I should be used to it by now, but somehow a needle in my stomach that punctures a vein still makes me cry. I’m not scared of needles. I had blood tests done every 6 months for 10 years with my bilharzia. They filled a lot of tubes from my veins. This however has left little marks on my stomach, just enough so it goes a little red and purple – and gets irritated by wearing my jeans.
When a vein gets hit, it bleeds and burns and feels like something is trying to rip a huge hole on your tender tummy.
I have had 7 days of injections thusfar. The last 3 days was 2 injections a pop. (…and cost just over R6000!)
…and I’m thirsty all the time. I can literally drink water and still be thirsty. When the sisters say you have to stay dehydrated you want to get it right – because just maybe that is what you may do wrong.
2 scans in
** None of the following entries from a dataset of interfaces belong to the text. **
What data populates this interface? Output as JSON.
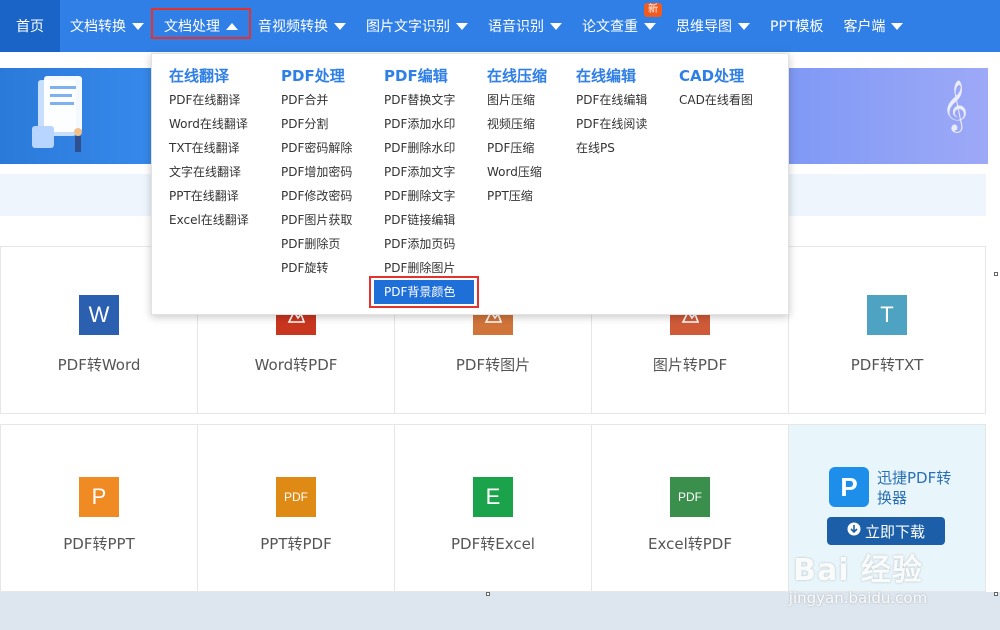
{
  "nav": {
    "items": [
      {
        "label": "首页",
        "has_caret": false
      },
      {
        "label": "文档转换",
        "has_caret": true
      },
      {
        "label": "文档处理",
        "has_caret": true,
        "active": true
      },
      {
        "label": "音视频转换",
        "has_caret": true
      },
      {
        "label": "图片文字识别",
        "has_caret": true
      },
      {
        "label": "语音识别",
        "has_caret": true
      },
      {
        "label": "论文查重",
        "has_caret": true,
        "badge": "新"
      },
      {
        "label": "思维导图",
        "has_caret": true
      },
      {
        "label": "PPT模板",
        "has_caret": false
      },
      {
        "label": "客户端",
        "has_caret": true
      }
    ]
  },
  "dropdown": {
    "columns": [
      {
        "head": "在线翻译",
        "items": [
          "PDF在线翻译",
          "Word在线翻译",
          "TXT在线翻译",
          "文字在线翻译",
          "PPT在线翻译",
          "Excel在线翻译"
        ]
      },
      {
        "head": "PDF处理",
        "items": [
          "PDF合并",
          "PDF分割",
          "PDF密码解除",
          "PDF增加密码",
          "PDF修改密码",
          "PDF图片获取",
          "PDF删除页",
          "PDF旋转"
        ]
      },
      {
        "head": "PDF编辑",
        "items": [
          "PDF替换文字",
          "PDF添加水印",
          "PDF删除水印",
          "PDF添加文字",
          "PDF删除文字",
          "PDF链接编辑",
          "PDF添加页码",
          "PDF删除图片",
          "PDF背景颜色"
        ],
        "selected_index": 8
      },
      {
        "head": "在线压缩",
        "items": [
          "图片压缩",
          "视频压缩",
          "PDF压缩",
          "Word压缩",
          "PPT压缩"
        ]
      },
      {
        "head": "在线编辑",
        "items": [
          "PDF在线编辑",
          "PDF在线阅读",
          "在线PS"
        ]
      },
      {
        "head": "CAD处理",
        "items": [
          "CAD在线看图"
        ]
      }
    ]
  },
  "tiles_row1": [
    {
      "label": "PDF转Word",
      "icon": "W",
      "icon_name": "word-icon",
      "color": "#2b5fb0"
    },
    {
      "label": "Word转PDF",
      "icon": "",
      "icon_name": "pdf-icon",
      "color": "#c9361f"
    },
    {
      "label": "PDF转图片",
      "icon": "",
      "icon_name": "image-icon",
      "color": "#d0743a"
    },
    {
      "label": "图片转PDF",
      "icon": "",
      "icon_name": "pdf-icon",
      "color": "#cf5a38"
    },
    {
      "label": "PDF转TXT",
      "icon": "T",
      "icon_name": "txt-icon",
      "color": "#4fa3c2"
    }
  ],
  "tiles_row2": [
    {
      "label": "PDF转PPT",
      "icon": "P",
      "icon_name": "ppt-icon",
      "color": "#f08a23"
    },
    {
      "label": "PPT转PDF",
      "icon": "PDF",
      "icon_name": "pdf-icon",
      "color": "#e08a16"
    },
    {
      "label": "PDF转Excel",
      "icon": "E",
      "icon_name": "excel-icon",
      "color": "#1aa34a"
    },
    {
      "label": "Excel转PDF",
      "icon": "PDF",
      "icon_name": "pdf-icon",
      "color": "#3a8f4d"
    }
  ],
  "promo": {
    "logo": "P",
    "title": "迅捷PDF转换器",
    "button": "立即下载"
  },
  "watermark": {
    "main": "Bai 经验",
    "sub": "jingyan.baidu.com"
  }
}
I don’t know how it works at all the other fertility clinics, but at MedFem in the mornings… you arrive damn early to put your name on the sheet for a scan. I leave home at 5:15 to get my name on the list and luckily with Dr Clark I am always one of the first three.
A scan is what you think it is, a sonar probe down there. The fertility specialist can then see follicles (holders of eggs) and measure their length. Based on that he/she can ascertain if follicle growth is normal/under or over performing.
Tip for when you go – wear a dress or skirt then you don’t have to undress and put on the gown. You just use the supplied cover over your legs.
Things I get asked quite regularly
- How did I find my doctor?
I first went to another clinic and doctor. He wasn’t the nicest person in the world and I figured that if I’m going to pay someone so much I don’t want to have his personality rub me the wrong way. Then I went to see a doctor at yet another clinic. I didn’t feel that the clinic was the right place for me. So then I did more research online and stumbled across an article about Dr Clark. Then I clicked through to MedFem and his profile had a photo and I just knew that he was the doctor I needed to go see.
- How many times have I had IVF?
I don’t like to say that I’ve had IVF, I have gone for aspirations. This is when they harvest the eggs from the follicles. Yes, the eggs they’ve found have been fertilized using the IVF process. So technically I’ve only had IVF twice – but have been in the fertility clinic for aspirations more times than I care to remember.
- How do I cope?
I wake up and I just do. I don’t stop because I’m tired or feeling low. I just get it done. It’s the same principle as an athlete, you compete and stand the chance to win or you get left in obscurity.
- Why didn’t I just adopt?
How did you get out of bed today with that face? I’m awesome and I want to make sure this awesome continues. For some people adoption is right, for others it isn’t.
- Do I know many people going through the same thing?
I definitely know more people with fertility issues than you… Most couples just get on with the treatment and their lives. We don’t bond over roasting marshmallows. The infertility treatment process is stressful and expensive. Mostly you don’t want to see people.
- How do you even know when you should see a fertility specialist?
When you complain to your gynecologist your period is all over the show and they say it’s because you are stressed out… or if you have irregular periods. When your gynecologist tells you that you’ve been doing it wrong and you’ve been trying to have a kid for more than a couple of months. Your gynecologist most definitely has no idea that there may be something wrong with you. Accept that and move on. When your gut tells you there is something wrong, trust your gut.